It should be noted here that Seventh Day Adventists are often studied in population analyses to prove that a vegetarian diet is healthier and is associated with a lower risk for cancer (but see a later paragraph in this section). While it is true that most members of this Christian denomination do not eat meat, they also do not smoke or drink alcohol, coffee or tea, all of which are likely factors in promoting cancer (44).
The Mormons are a religious group often overlooked in vegetarian studies. Although their Church urges moderation, Mormons do not abstain from meat. As with the Adventists, Mormons also avoid tobacco, alcohol, and caffeine. Despite being meat eaters, a study of Utah Mormons showed they had a 22% lower rate for cancer in general and a 34% lower mortality for colon cancer than the US average (45). A study of Puerto Ricans, who eat large amounts of fatty pork, nevertheless revealed very low rates of colon and breast cancer (46). Similar results can be adduced to demonstrate that meat and animal fat consumption do not correlate with cancer (47). Obviously, other factors are at work.
It is usually claimed that vegetarians have lower cancer rates than meat-eaters, but a 1994 study of vegetarian California Seventh Day Adventists showed that, while they did have lower rates for some cancers (e.g., breast and lung), they had higher rates for several others (Hodgkin’s disease, malignant melanoma, brain, skin, uterine, prostate, endometrial, cervical and ovarian), some quite significantly.
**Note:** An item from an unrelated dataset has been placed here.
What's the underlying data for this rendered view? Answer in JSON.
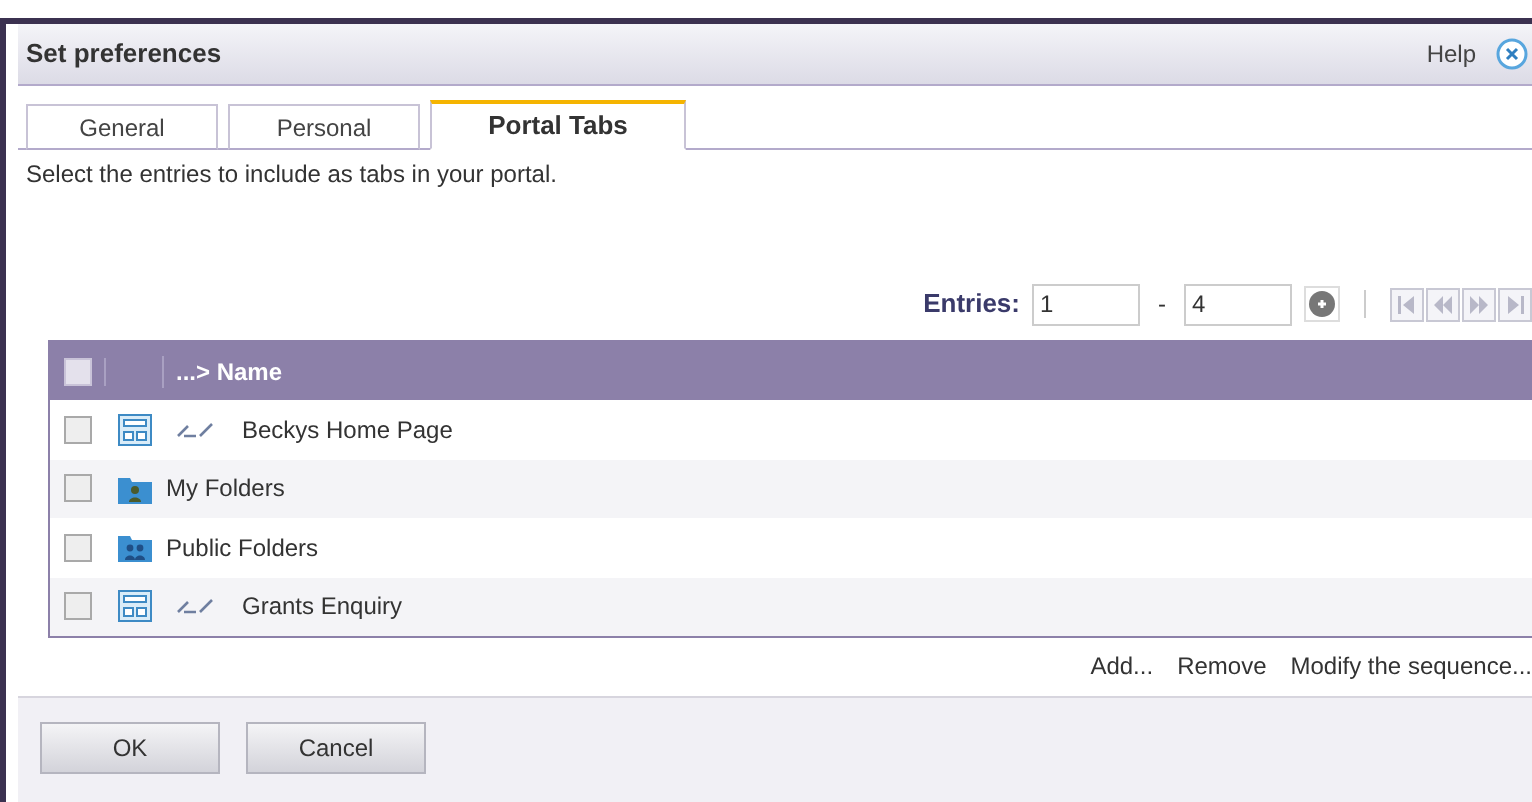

In that study the authors actually admitted that:
Meat consumption, however, was not associated with a higher [cancer] risk.
No significant association between breast cancer and a high consumption of animal fats or animal products in general was noted. (48)
Further, it is usually claimed that a diet rich in plant foods like whole grains and legumes will reduce one’s risks for cancer, but research going back to the last century demonstrates that carbohydrate-based diets are the prime dietary instigators of cancer, not diets based on minimally processed animal foods (49).
The mainstream health and vegetarian media have done such an effective job of “beef bashing,” that most people think there is nothing healthful about meat, especially red meat. In reality, however, animal flesh foods like beef and lamb are excellent sources of a variety of nutrients as any food/nutrient table will show. Nutrients like vitamins A, D, several of the B-complex, essential fatty acids (in small amounts), magnesium, zinc, phosphorous, potassium, iron, taurine, and selenium are abundant in beef, lamb, pork, fish and shellfish, and poultry. Nutritional factors like coenzyme Q10, carnitine, and alpha-lipoic acid are also present. Some of these nutrients are only found in animal foods—plants do not supply them.